INFORMATION Block Start
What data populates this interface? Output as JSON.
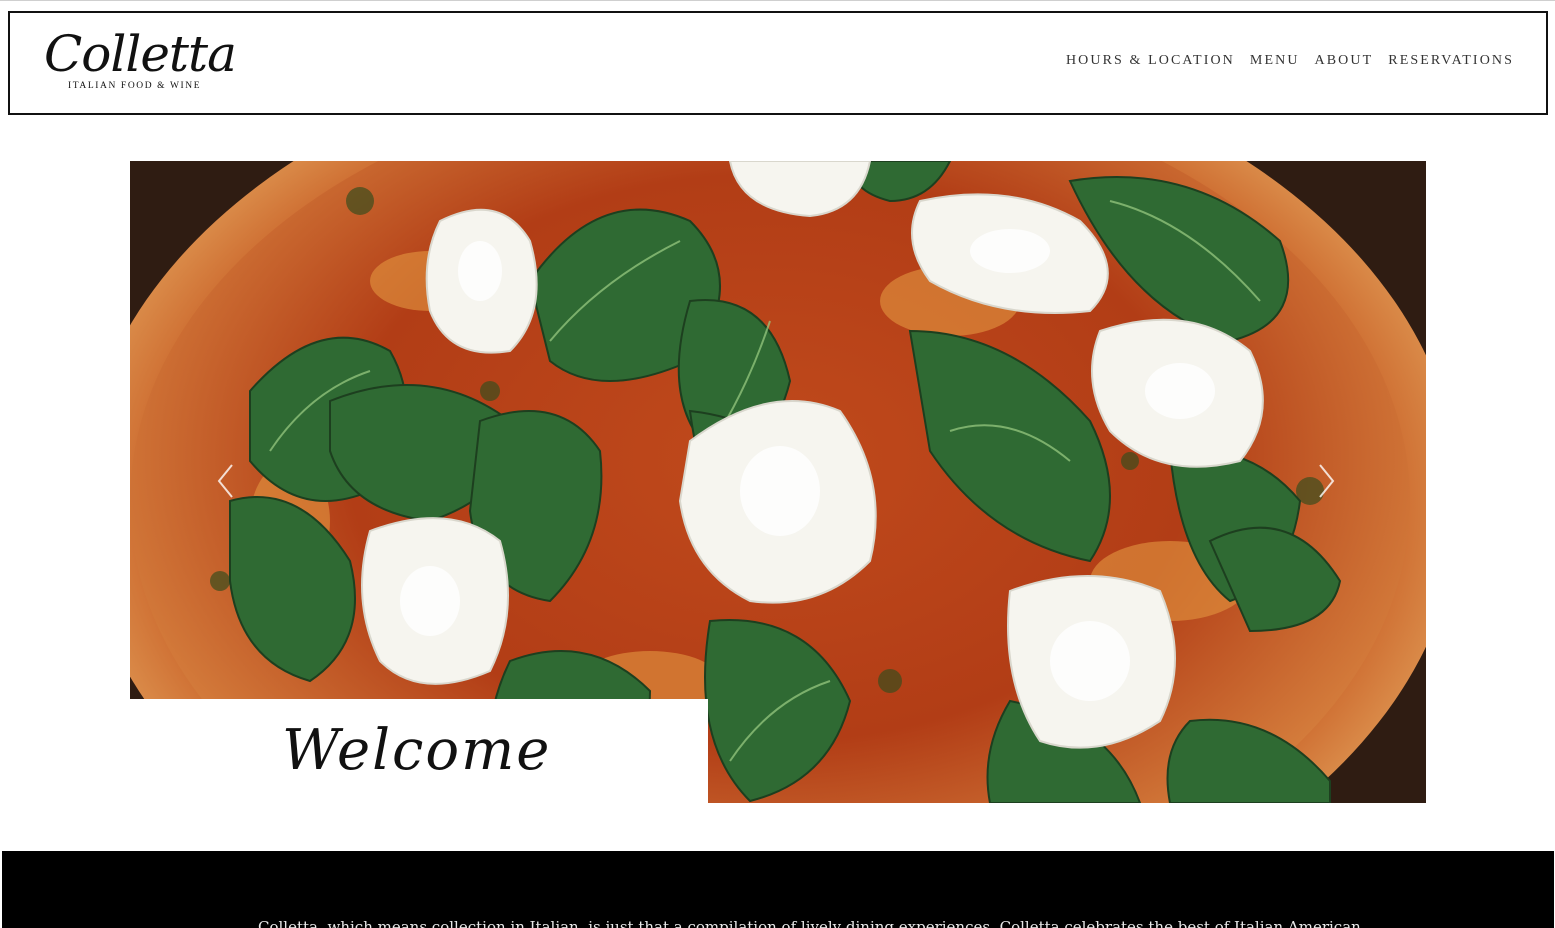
{
  "brand": {
    "name": "Colletta",
    "tagline": "ITALIAN FOOD & WINE"
  },
  "nav": {
    "items": [
      {
        "label": "HOURS & LOCATION"
      },
      {
        "label": "MENU"
      },
      {
        "label": "ABOUT"
      },
      {
        "label": "RESERVATIONS"
      }
    ]
  },
  "hero": {
    "image": "pizza-with-burrata-and-greens",
    "heading": "Welcome",
    "prev_icon": "chevron-left-icon",
    "next_icon": "chevron-right-icon"
  },
  "intro": {
    "text": "Colletta, which means collection in Italian, is just that a compilation of lively dining experiences. Colletta celebrates the best of Italian American"
  },
  "colors": {
    "header_border": "#111111",
    "band": "#000000",
    "nav_text": "#333333"
  }
}
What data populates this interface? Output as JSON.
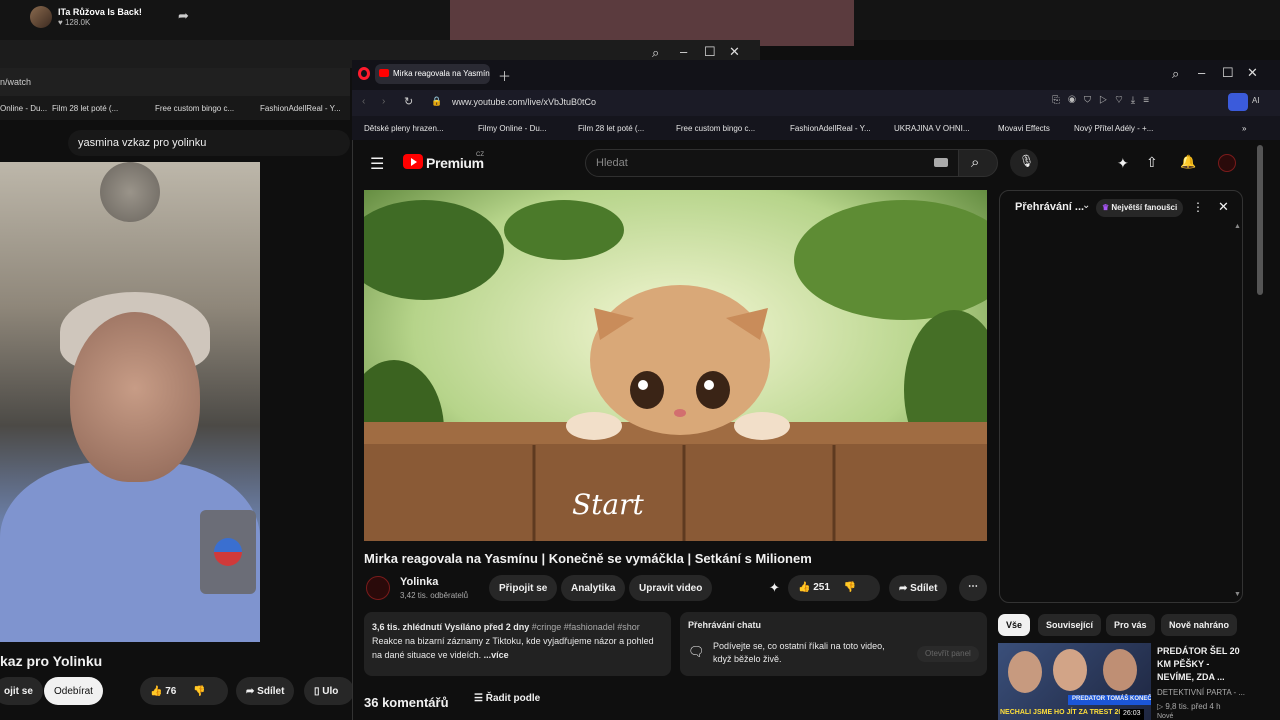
{
  "background_stream": {
    "title": "ITa Růžova Is Back!",
    "likes": "128.0K"
  },
  "bg_window": {
    "url": "n/watch",
    "bookmarks": [
      "Online - Du...",
      "Film 28 let poté (...",
      "Free custom bingo c...",
      "FashionAdellReal - Y..."
    ],
    "search_query": "yasmina vzkaz pro yolinku",
    "video_title": "kaz pro Yolinku",
    "subscribe_partial": "ojit se",
    "unsubscribe": "Odebírat",
    "likes": "76",
    "share": "Sdílet",
    "save_partial": "Ulo"
  },
  "browser": {
    "tab_title": "Mirka reagovala na Yasmín",
    "url": "www.youtube.com/live/xVbJtuB0tCo",
    "ai_label": "AI",
    "bookmarks": [
      "Dětské pleny hrazen...",
      "Filmy Online - Du...",
      "Film 28 let poté (...",
      "Free custom bingo c...",
      "FashionAdellReal - Y...",
      "UKRAJINA V OHNI...",
      "Movavi Effects",
      "Nový Přítel Adély - +..."
    ]
  },
  "youtube": {
    "logo_text": "Premium",
    "logo_region": "CZ",
    "search_placeholder": "Hledat",
    "video_title": "Mirka reagovala na Yasmínu | Konečně se vymáčkla | Setkání s Milionem",
    "overlay_text": "Start",
    "channel_name": "Yolinka",
    "subscribers": "3,42 tis. odběratelů",
    "join_button": "Připojit se",
    "analytics_button": "Analytika",
    "edit_button": "Upravit video",
    "likes": "251",
    "share": "Sdílet",
    "description_stats": "3,6 tis. zhlédnutí  Vysíláno před 2 dny",
    "description_tags": "#cringe #fashionadel #shor",
    "description_text": "Reakce  na bizarní záznamy z Tiktoku, kde vyjadřujeme názor a pohled na dané situace ve videích.",
    "description_more": "...více",
    "chat_replay_title": "Přehrávání chatu",
    "chat_replay_text": "Podívejte se, co ostatní říkali na toto video, když běželo živě.",
    "chat_replay_button": "Otevřít panel",
    "comments_count": "36 komentářů",
    "sort_label": "Řadit podle",
    "chat_panel_title": "Přehrávání ...",
    "chat_panel_badge": "Největší fanoušci",
    "chips": [
      "Vše",
      "Související",
      "Pro vás",
      "Nově nahráno"
    ],
    "recommendation": {
      "title": "PREDÁTOR ŠEL 20 KM PĚŠKY - NEVÍME, ZDA ...",
      "channel": "DETEKTIVNÍ PARTA - ...",
      "meta": "9,8 tis.  před 4 h",
      "badge": "Nové",
      "thumb_text": "PREDATOR TOMÁŠ KONEČNÝ",
      "thumb_bottom": "NECHALI JSME HO JÍT ZA TREST 20 KM",
      "duration": "26:03"
    }
  },
  "icons": [
    "share-arrow-icon",
    "search-icon",
    "minimize-icon",
    "maximize-icon",
    "close-icon",
    "reload-icon",
    "lock-icon",
    "menu-icon",
    "mic-icon",
    "create-icon",
    "upload-icon",
    "bell-icon",
    "like-icon",
    "dislike-icon",
    "more-icon",
    "sort-icon",
    "chat-icon",
    "chevron-down-icon",
    "crown-icon"
  ],
  "colors": {
    "youtube_red": "#ff0000",
    "opera_red": "#ff1b2d",
    "background": "#0f0f0f",
    "chip_active": "#f1f1f1"
  }
}
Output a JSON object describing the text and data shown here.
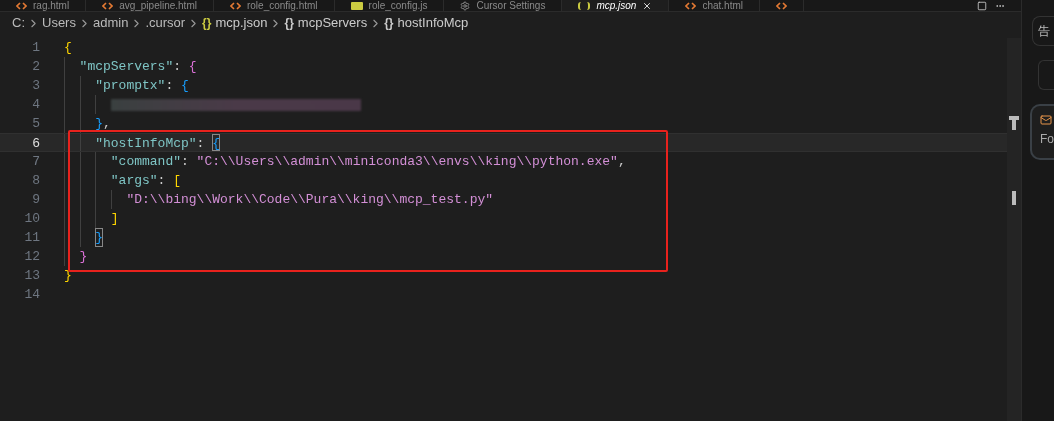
{
  "tabs": [
    {
      "label": "rag.html",
      "kind": "html",
      "selected": false
    },
    {
      "label": "avg_pipeline.html",
      "kind": "html",
      "selected": false
    },
    {
      "label": "role_config.html",
      "kind": "html",
      "selected": false
    },
    {
      "label": "role_config.js",
      "kind": "js",
      "selected": false
    },
    {
      "label": "Cursor Settings",
      "kind": "settings",
      "selected": false
    },
    {
      "label": "mcp.json",
      "kind": "json",
      "selected": true
    },
    {
      "label": "chat.html",
      "kind": "html",
      "selected": false
    },
    {
      "kind": "html",
      "selected": false
    }
  ],
  "breadcrumb": [
    {
      "kind": "folder",
      "text": "C:"
    },
    {
      "kind": "folder",
      "text": "Users"
    },
    {
      "kind": "folder",
      "text": "admin"
    },
    {
      "kind": "folder",
      "text": ".cursor"
    },
    {
      "kind": "file",
      "icon": "{}",
      "text": "mcp.json"
    },
    {
      "kind": "object",
      "icon": "{}",
      "text": "mcpServers"
    },
    {
      "kind": "object",
      "icon": "{}",
      "text": "hostInfoMcp"
    }
  ],
  "lines": [
    {
      "number": "1",
      "current": false,
      "tokens": [
        {
          "kind": "bracket",
          "text": "{",
          "color": "#ffd700",
          "matched": false
        }
      ]
    },
    {
      "number": "2",
      "current": false,
      "tokens": [
        {
          "kind": "key",
          "text": "\"mcpServers\""
        },
        {
          "kind": "punct",
          "text": ": "
        },
        {
          "kind": "bracket",
          "text": "{",
          "color": "#da70d6",
          "matched": false
        }
      ]
    },
    {
      "number": "3",
      "current": false,
      "tokens": [
        {
          "kind": "key",
          "text": "\"promptx\""
        },
        {
          "kind": "punct",
          "text": ": "
        },
        {
          "kind": "bracket",
          "text": "{",
          "color": "#179fff",
          "matched": false
        }
      ]
    },
    {
      "number": "4",
      "current": false,
      "tokens": [
        {
          "kind": "redacted"
        }
      ]
    },
    {
      "number": "5",
      "current": false,
      "tokens": [
        {
          "kind": "bracket",
          "text": "}",
          "color": "#179fff",
          "matched": false
        },
        {
          "kind": "punct",
          "text": ","
        }
      ]
    },
    {
      "number": "6",
      "current": true,
      "tokens": [
        {
          "kind": "key",
          "text": "\"hostInfoMcp\""
        },
        {
          "kind": "punct",
          "text": ": "
        },
        {
          "kind": "bracket",
          "text": "{",
          "color": "#179fff",
          "matched": true
        }
      ]
    },
    {
      "number": "7",
      "current": false,
      "tokens": [
        {
          "kind": "key",
          "text": "\"command\""
        },
        {
          "kind": "punct",
          "text": ": "
        },
        {
          "kind": "string",
          "text": "\"C:\\\\Users\\\\admin\\\\miniconda3\\\\envs\\\\king\\\\python.exe\""
        },
        {
          "kind": "punct",
          "text": ","
        }
      ]
    },
    {
      "number": "8",
      "current": false,
      "tokens": [
        {
          "kind": "key",
          "text": "\"args\""
        },
        {
          "kind": "punct",
          "text": ": "
        },
        {
          "kind": "bracket",
          "text": "[",
          "color": "#ffd700",
          "matched": false
        }
      ]
    },
    {
      "number": "9",
      "current": false,
      "tokens": [
        {
          "kind": "string",
          "text": "\"D:\\\\bing\\\\Work\\\\Code\\\\Pura\\\\king\\\\mcp_test.py\""
        }
      ]
    },
    {
      "number": "10",
      "current": false,
      "tokens": [
        {
          "kind": "bracket",
          "text": "]",
          "color": "#ffd700",
          "matched": false
        }
      ]
    },
    {
      "number": "11",
      "current": false,
      "tokens": [
        {
          "kind": "bracket",
          "text": "}",
          "color": "#179fff",
          "matched": true
        }
      ]
    },
    {
      "number": "12",
      "current": false,
      "tokens": [
        {
          "kind": "bracket",
          "text": "}",
          "color": "#da70d6",
          "matched": false
        }
      ]
    },
    {
      "number": "13",
      "current": false,
      "tokens": [
        {
          "kind": "bracket",
          "text": "}",
          "color": "#ffd700",
          "matched": false
        }
      ]
    },
    {
      "number": "14",
      "current": false
    }
  ],
  "side_panel": [
    {
      "kind": "pill",
      "text": "告"
    },
    {
      "kind": "box"
    },
    {
      "kind": "card",
      "text": "Fo"
    }
  ]
}
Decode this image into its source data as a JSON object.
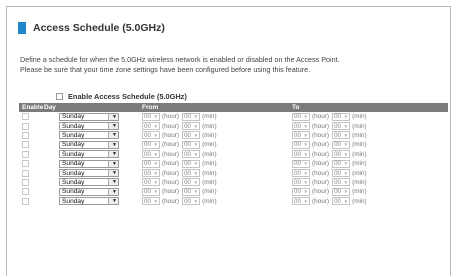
{
  "page": {
    "title": "Access Schedule (5.0GHz)",
    "description_line1": "Define a schedule for when the 5.0GHz wireless network is enabled or disabled on the Access Point.",
    "description_line2": "Please be sure that your time zone settings have been configured before using this feature.",
    "enable_all_label": "Enable Access Schedule (5.0GHz)",
    "accent_color": "#1f86c8"
  },
  "table": {
    "headers": {
      "enable": "Enable",
      "day": "Day",
      "from": "From",
      "to": "To"
    },
    "hour_unit": "(hour)",
    "min_unit": "(min)",
    "rows": [
      {
        "day": "Sunday",
        "from_hour": "00",
        "from_min": "00",
        "to_hour": "00",
        "to_min": "00"
      },
      {
        "day": "Sunday",
        "from_hour": "00",
        "from_min": "00",
        "to_hour": "00",
        "to_min": "00"
      },
      {
        "day": "Sunday",
        "from_hour": "00",
        "from_min": "00",
        "to_hour": "00",
        "to_min": "00"
      },
      {
        "day": "Sunday",
        "from_hour": "00",
        "from_min": "00",
        "to_hour": "00",
        "to_min": "00"
      },
      {
        "day": "Sunday",
        "from_hour": "00",
        "from_min": "00",
        "to_hour": "00",
        "to_min": "00"
      },
      {
        "day": "Sunday",
        "from_hour": "00",
        "from_min": "00",
        "to_hour": "00",
        "to_min": "00"
      },
      {
        "day": "Sunday",
        "from_hour": "00",
        "from_min": "00",
        "to_hour": "00",
        "to_min": "00"
      },
      {
        "day": "Sunday",
        "from_hour": "00",
        "from_min": "00",
        "to_hour": "00",
        "to_min": "00"
      },
      {
        "day": "Sunday",
        "from_hour": "00",
        "from_min": "00",
        "to_hour": "00",
        "to_min": "00"
      },
      {
        "day": "Sunday",
        "from_hour": "00",
        "from_min": "00",
        "to_hour": "00",
        "to_min": "00"
      }
    ]
  }
}
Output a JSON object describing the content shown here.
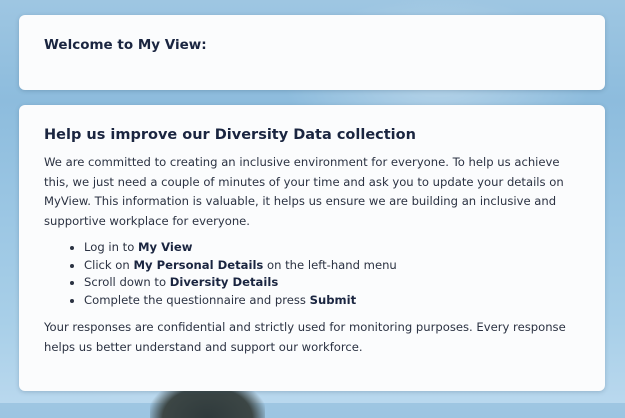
{
  "welcome": {
    "title": "Welcome to My View:"
  },
  "diversity": {
    "title": "Help us improve our Diversity Data collection",
    "intro": "We are committed to creating an inclusive environment for everyone. To help us achieve this, we just need a couple of minutes of your time and ask you to update your details on MyView. This information is valuable, it helps us ensure we are building an inclusive and supportive workplace for everyone.",
    "steps": [
      {
        "before": "Log in to ",
        "strong": "My View",
        "after": ""
      },
      {
        "before": "Click on ",
        "strong": "My Personal Details",
        "after": " on the left-hand menu"
      },
      {
        "before": "Scroll down to ",
        "strong": "Diversity Details",
        "after": ""
      },
      {
        "before": "Complete the questionnaire and press ",
        "strong": "Submit",
        "after": ""
      }
    ],
    "outro": "Your responses are confidential and strictly used for monitoring purposes. Every response helps us better understand and support our workforce."
  },
  "colors": {
    "card_background": "#fbfcfd",
    "heading_text": "#1a2540",
    "body_text": "#2b3242",
    "sky_background": "#9ec6e2"
  }
}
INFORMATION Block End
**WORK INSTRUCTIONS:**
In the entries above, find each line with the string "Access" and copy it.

**TASK RESULT:**
    "title": "Access Schedule (5.0GHz)",
    "description_line1": "Define a schedule for when the 5.0GHz wireless network is enabled or disabled on the Access Point.",
    "enable_all_label": "Enable Access Schedule (5.0GHz)",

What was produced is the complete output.